The Colorado River runs through the heart of the Grand Valley, and in many ways, it is the lifeblood of the community. Without the river, there wouldn’t be any peaches in Palisade, no farms in Fruita, no reason to build a park at Las Colonias in Grand Junction. Everyone who lives here has crossed over the river hundreds of times, perhaps commenting on the water level, the wildlife that inhabits the river corridor, or the people who recreate in the water.
Keeping the water clean, safe and healthy is a priority for the entire Grand Valley, which is why the Mesa County Public Works Department created the Stormwater Division in April when the 5-2-1 Drainage Authority dissolved.
“The biggest thing we want people to know is that the water that enters storm drains isn’t treated or filtered; it goes directly into the Colorado River,” said Carrie Gudorf, Regulatory Programs Manager for the Mesa County Stormwater Division.
Water and pollutants can enter storm drains in a variety of ways, including run-off from washing a car, run-off from over-fertilizing a lawn or fertilizing when conditions aren’t ideal, leaking oil from a vehicle, allowing pets to do their business without cleaning up said business, or using chemicals on a driveway in the winter to melt the snow instead of using a shovel.
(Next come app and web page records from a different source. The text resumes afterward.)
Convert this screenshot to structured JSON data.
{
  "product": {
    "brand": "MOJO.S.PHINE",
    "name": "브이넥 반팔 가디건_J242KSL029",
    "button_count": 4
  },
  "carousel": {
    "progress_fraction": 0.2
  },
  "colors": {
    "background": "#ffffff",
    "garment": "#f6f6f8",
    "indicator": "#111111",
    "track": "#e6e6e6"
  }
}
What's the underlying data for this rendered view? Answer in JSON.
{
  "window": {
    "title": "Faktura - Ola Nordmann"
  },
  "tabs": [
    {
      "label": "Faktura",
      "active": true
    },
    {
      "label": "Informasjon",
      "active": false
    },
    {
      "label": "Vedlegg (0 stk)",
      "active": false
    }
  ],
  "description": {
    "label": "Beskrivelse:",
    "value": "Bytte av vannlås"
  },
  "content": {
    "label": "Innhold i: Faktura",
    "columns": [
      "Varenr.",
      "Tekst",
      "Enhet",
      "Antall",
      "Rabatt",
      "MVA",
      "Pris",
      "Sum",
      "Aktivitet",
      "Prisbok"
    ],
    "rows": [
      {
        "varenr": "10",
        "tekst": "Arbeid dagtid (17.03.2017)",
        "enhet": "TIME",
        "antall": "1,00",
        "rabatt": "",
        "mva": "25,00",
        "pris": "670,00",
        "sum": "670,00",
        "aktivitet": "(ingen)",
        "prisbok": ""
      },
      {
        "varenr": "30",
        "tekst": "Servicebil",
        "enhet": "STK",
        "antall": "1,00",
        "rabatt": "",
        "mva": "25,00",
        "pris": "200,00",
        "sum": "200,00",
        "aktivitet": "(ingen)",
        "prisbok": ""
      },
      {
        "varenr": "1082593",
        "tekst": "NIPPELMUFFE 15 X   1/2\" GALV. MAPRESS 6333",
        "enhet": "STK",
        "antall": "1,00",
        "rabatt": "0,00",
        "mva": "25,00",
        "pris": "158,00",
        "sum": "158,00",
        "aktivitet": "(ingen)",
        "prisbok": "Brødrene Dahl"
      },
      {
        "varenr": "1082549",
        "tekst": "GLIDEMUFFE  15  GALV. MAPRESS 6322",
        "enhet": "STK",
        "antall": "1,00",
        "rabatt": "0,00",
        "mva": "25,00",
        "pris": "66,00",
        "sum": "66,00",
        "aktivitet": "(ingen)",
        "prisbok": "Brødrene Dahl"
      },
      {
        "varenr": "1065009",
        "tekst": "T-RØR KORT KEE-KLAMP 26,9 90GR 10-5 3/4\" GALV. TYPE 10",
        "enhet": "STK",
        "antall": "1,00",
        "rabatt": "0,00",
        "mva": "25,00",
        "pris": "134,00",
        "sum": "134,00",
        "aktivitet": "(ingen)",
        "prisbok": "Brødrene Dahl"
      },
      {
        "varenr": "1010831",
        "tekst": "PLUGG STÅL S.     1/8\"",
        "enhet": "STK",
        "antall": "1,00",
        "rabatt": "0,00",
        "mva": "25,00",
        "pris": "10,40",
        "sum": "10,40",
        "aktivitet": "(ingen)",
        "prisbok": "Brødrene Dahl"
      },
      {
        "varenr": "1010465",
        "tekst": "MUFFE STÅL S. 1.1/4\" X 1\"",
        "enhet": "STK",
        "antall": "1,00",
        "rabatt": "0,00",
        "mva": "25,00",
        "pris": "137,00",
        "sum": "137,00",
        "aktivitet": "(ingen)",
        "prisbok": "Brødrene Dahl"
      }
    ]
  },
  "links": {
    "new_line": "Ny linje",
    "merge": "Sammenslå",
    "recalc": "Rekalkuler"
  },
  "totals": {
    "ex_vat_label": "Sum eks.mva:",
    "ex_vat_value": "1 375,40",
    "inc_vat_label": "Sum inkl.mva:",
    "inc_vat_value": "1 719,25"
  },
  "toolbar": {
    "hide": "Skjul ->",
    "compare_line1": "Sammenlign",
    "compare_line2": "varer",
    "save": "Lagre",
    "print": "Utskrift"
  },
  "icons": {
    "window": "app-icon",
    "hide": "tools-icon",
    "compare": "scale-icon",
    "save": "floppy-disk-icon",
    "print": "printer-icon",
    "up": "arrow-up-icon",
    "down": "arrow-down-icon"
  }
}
Construction sites have the potential to send silt flowing into stormwater drains, and homeowners who are simply trying to tidy up their lawns may send grass clippings, dirt or leaves down the storm drain if they sweep it all to the street instead of bagging it and bringing it to the Mesa County compost facility.
Everyone can make a difference when it comes to keeping the water in our rivers and lakes clean, healthy and safe. Washing cars at a commercial car wash keeps soapy water out of storm drains. Carefully following the manufacturer’s specifications on a package of fertilizer and paying attention to the weather forecast can prevent chemicals from ending up in stormwater drains.
“When fertilizers run off our lawns and run into the storm drain, it can cause algae blooms, which reduces the amount of oxygen in the water and causes fish kill,” said Joshua Martinez, Stormwater Coordinator.
As part of its outreach efforts, staff members planned to sponsor the annual Children’s Water Festival, which is typically held in the spring for all Mesa County Valley School District #51 fifth grade students. This year, the water festival was canceled due to COVID-19, but the division was able to sponsor the Grand Valley Paddling Club’s annual River Clean-up Day on Aug. 1, which was another way to interact with community members who are equally passionate about river health.
The stormwater division gets involved with housing development sites by approving the developer’s plan to deal with runoff during construction, usually by a properly designed retention pond, and also ensures that the stormwater system is maintained and monitored throughout the life of the subdivision.
Stormwater oversight is necessary to comply with the Federal Clean Water Act under the National Pollutant Discharge Elimination System (NPDES) and the Colorado Department of Health and the Environment, and it also protects the river and wildlife from unwanted toxins and pollutants. Although the division is concerned with illicit discharges and non-compliant activities that lead to pollutants getting washed down storm drains, its goal is not to be a heavy-handed, punitive agency that issues fees and fines, but rather, to be an educational resource for the public.
“If anyone has a question, please, give us a call,” said Martinez.
To learn more about how you can help keep local rivers and lakes clean, search for the Mesa County Public Works Stormwater Division on Youtube, where there are eight different educational videos. Or visit their website at stormwater.mesacounty.us Mesa County Stormwater Division Hotline: 970-263-7401.